The latest notice follows a precautionary warning issued last week following two cases of E coli infection in Teeside which were linked to consumption of the cheese. Anyone who had bought the cheese, which is mainly sold in specialist cheese shops, was advised to dispose of it in the usual household waste. It is possible a third case of the infection may also be linked to the cheese.
Further investigations have now confirmed that the contamination of the cheese with E coli O157 is likely to have occurred at source and to have affected cheese from more than one production day. The bacteria in the Teeside cases and the cheese have proved identical. Tests are still going on to try and find out how the cheese became contaminated.
Stocks of the cheese have been withheld from sale since the link was made between the cases and the cheese. However there is concern that people may still have some of the cheese in their fridges which is why it is necessary to reiterate the warning, first issued 21 March, that they should not eat the cheese but throw it away. Retailers and wholesalers who have supplies of the cheese have now been asked to destroy it.
Local public health officials are working closely with the cheese maker so that production can start again as soon as any problems in the production process have been identified and put right.
Two women who ate Cotherstone cheese became ill with E coli O157 infection. Both have since recovered, although one was in hospital for five days. The same strain of bacteria was found in another woman who was ill but who has since recovered. It is thought that she may also have eaten the cheese.
E coli O157 is the bacteria that caused the outbreak in Central Scotland two years ago. More recently it caused a large outbreak in Cumbria, associated with milk and thought to have been caused by a pasteurisation failure.
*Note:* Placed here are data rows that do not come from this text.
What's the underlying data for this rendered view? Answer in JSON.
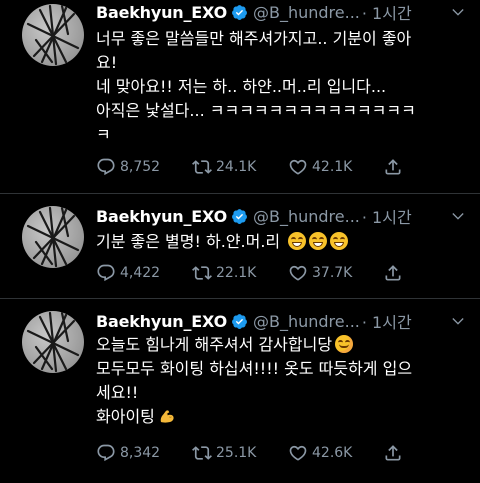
{
  "tweets": [
    {
      "name": "Baekhyun_EXO",
      "handle": "@B_hundre...",
      "time": "· 1시간",
      "lines": [
        "너무 좋은 말씀들만 해주셔가지고.. 기분이 좋아",
        "요!",
        "네 맞아요!! 저는 하.. 하얀..머..리 입니다...",
        "아직은 낯설다... ㅋㅋㅋㅋㅋㅋㅋㅋㅋㅋㅋㅋㅋㅋ",
        "ㅋ"
      ],
      "replies": "8,752",
      "retweets": "24.1K",
      "likes": "42.1K"
    },
    {
      "name": "Baekhyun_EXO",
      "handle": "@B_hundre...",
      "time": "· 1시간",
      "lines": [
        "기분 좋은 별명! 하.얀.머.리"
      ],
      "emoji": [
        "grinning-face",
        "grinning-face",
        "grinning-face"
      ],
      "replies": "4,422",
      "retweets": "22.1K",
      "likes": "37.7K"
    },
    {
      "name": "Baekhyun_EXO",
      "handle": "@B_hundre...",
      "time": "· 1시간",
      "lines": [
        "오늘도 힘나게 해주셔서 감사합니당",
        "모두모두 화이팅 하십셔!!!! 옷도 따듯하게 입으",
        "세요!!",
        "화아이팅"
      ],
      "emoji": [
        "smiling-face",
        "flexed-biceps"
      ],
      "replies": "8,342",
      "retweets": "25.1K",
      "likes": "42.6K"
    }
  ],
  "colors": {
    "background": "#000000",
    "secondary_text": "#8b98a5",
    "verified": "#1d9bf0",
    "separator": "#2f3336"
  }
}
Tests have shown that the molecular fingerprint of the Teeside strain is different from the one involved in the Cumbria outbreak.
E coli O157 is capable of causing very severe disease, including bloody diarrhoea (haemorrhagic colitis) and renal failure (HUS: haemolytic uraemic syndrome). Mortality in outbreaks is usually between four to seven per cent.